--- START ---
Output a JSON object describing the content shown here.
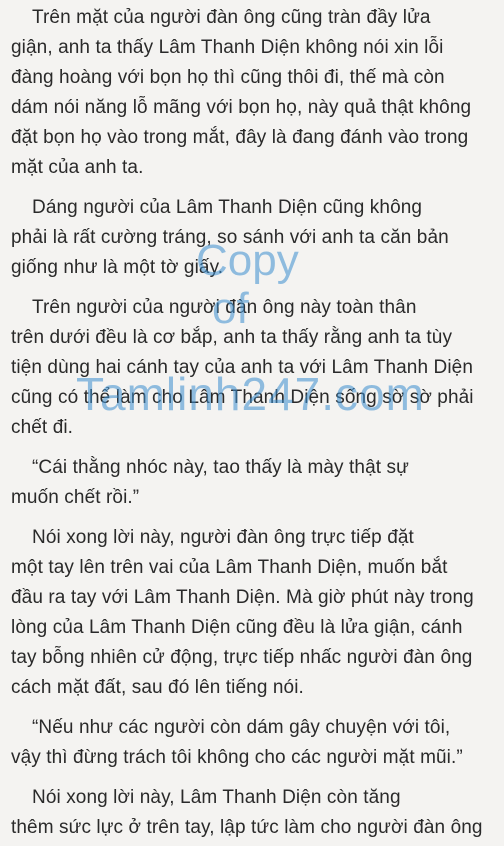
{
  "paragraphs": [
    {
      "lines": [
        "Trên mặt của người đàn ông cũng tràn đầy lửa",
        "giận, anh ta thấy Lâm Thanh Diện không nói xin lỗi",
        "đàng hoàng với bọn họ thì cũng thôi đi, thế mà còn",
        "dám nói năng lỗ mãng với bọn họ, này quả thật không",
        "đặt bọn họ vào trong mắt, đây là đang đánh vào trong",
        "mặt của anh ta."
      ]
    },
    {
      "lines": [
        "Dáng người của Lâm Thanh Diện cũng không",
        "phải là rất cường tráng, so sánh với anh ta căn bản",
        "giống như là một tờ giấy."
      ]
    },
    {
      "lines": [
        "Trên người của người đàn ông này toàn thân",
        "trên dưới đều là cơ bắp, anh ta thấy rằng anh ta tùy",
        "tiện dùng hai cánh tay của anh ta với Lâm Thanh Diện",
        "cũng có thể làm cho Lâm Thanh Diện sống sờ sờ phải",
        "chết đi."
      ]
    },
    {
      "lines": [
        "“Cái thằng nhóc này, tao thấy là mày thật sự",
        "muốn chết rồi.”"
      ]
    },
    {
      "lines": [
        "Nói xong lời này, người đàn ông trực tiếp đặt",
        "một tay lên trên vai của Lâm Thanh Diện, muốn bắt",
        "đầu ra tay với Lâm Thanh Diện. Mà giờ phút này trong",
        "lòng của Lâm Thanh Diện cũng đều là lửa giận, cánh",
        "tay bỗng nhiên cử động, trực tiếp nhấc người đàn ông",
        "cách mặt đất, sau đó lên tiếng nói."
      ]
    },
    {
      "lines": [
        "“Nếu như các người còn dám gây chuyện với tôi,",
        "vậy thì đừng trách tôi không cho các người mặt mũi.”"
      ]
    },
    {
      "lines": [
        "Nói xong lời này, Lâm Thanh Diện còn tăng",
        "thêm sức lực ở trên tay, lập tức làm cho người đàn ông"
      ]
    }
  ],
  "watermark": {
    "copy": "Copy",
    "of": "of",
    "site": "Tamlinh247.com",
    "color": "#3b8fd0"
  }
}
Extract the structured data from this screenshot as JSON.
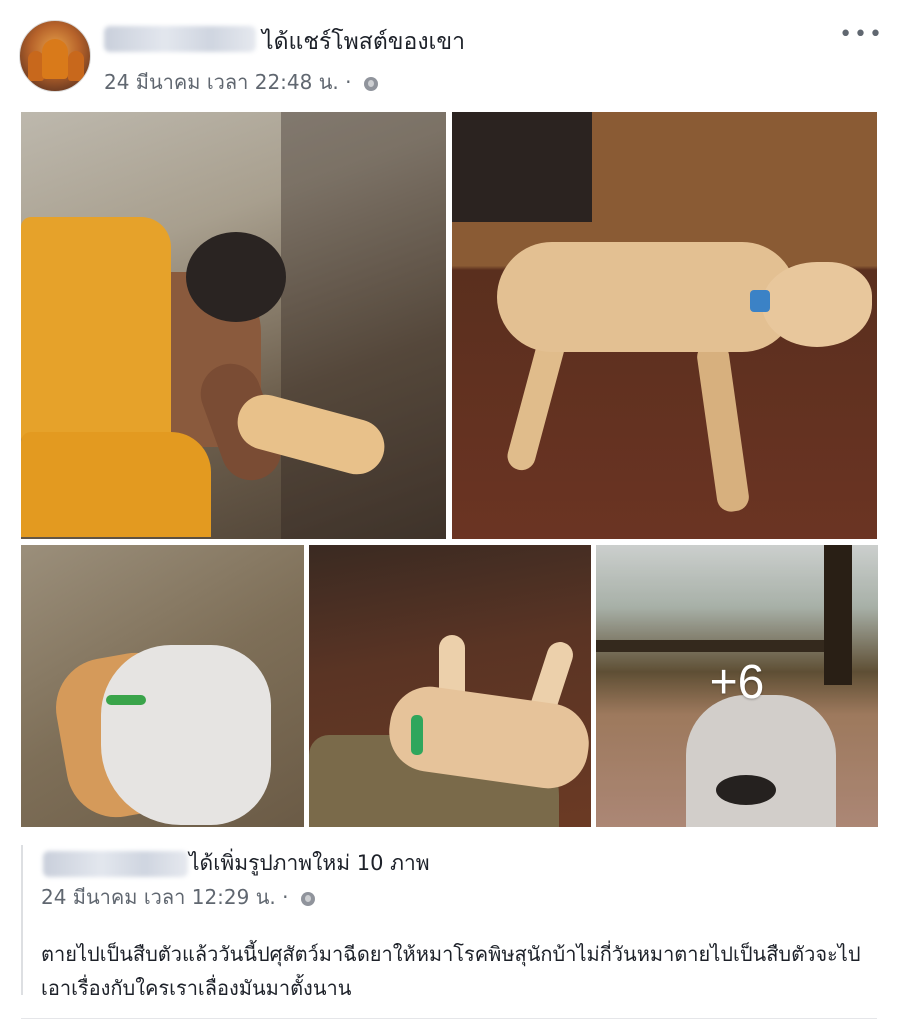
{
  "post": {
    "action_text": "ได้แชร์โพสต์ของเขา",
    "date": "24 มีนาคม เวลา 22:48 น.",
    "separator": "·",
    "privacy_icon": "globe-icon",
    "more_icon": "ellipsis-icon",
    "more_label": "•••"
  },
  "photos": {
    "overflow_label": "+6"
  },
  "shared_post": {
    "action_text": "ได้เพิ่มรูปภาพใหม่ 10 ภาพ",
    "date": "24 มีนาคม เวลา 12:29 น.",
    "separator": "·",
    "privacy_icon": "globe-icon",
    "body": "ตายไปเป็นสืบตัวแล้ววันนี้ปศุสัตว์มาฉีดยาให้หมาโรคพิษสุนักบ้าไม่กี่วันหมาตายไปเป็นสืบตัวจะไปเอาเรื่องกับใครเราเลื่องมันมาตั้งนาน"
  }
}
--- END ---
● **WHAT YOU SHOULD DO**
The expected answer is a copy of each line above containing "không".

● **WRITTEN SOLUTION**
        "giận, anh ta thấy Lâm Thanh Diện không nói xin lỗi",
        "dám nói năng lỗ mãng với bọn họ, này quả thật không",
        "Dáng người của Lâm Thanh Diện cũng không",
        "vậy thì đừng trách tôi không cho các người mặt mũi.”"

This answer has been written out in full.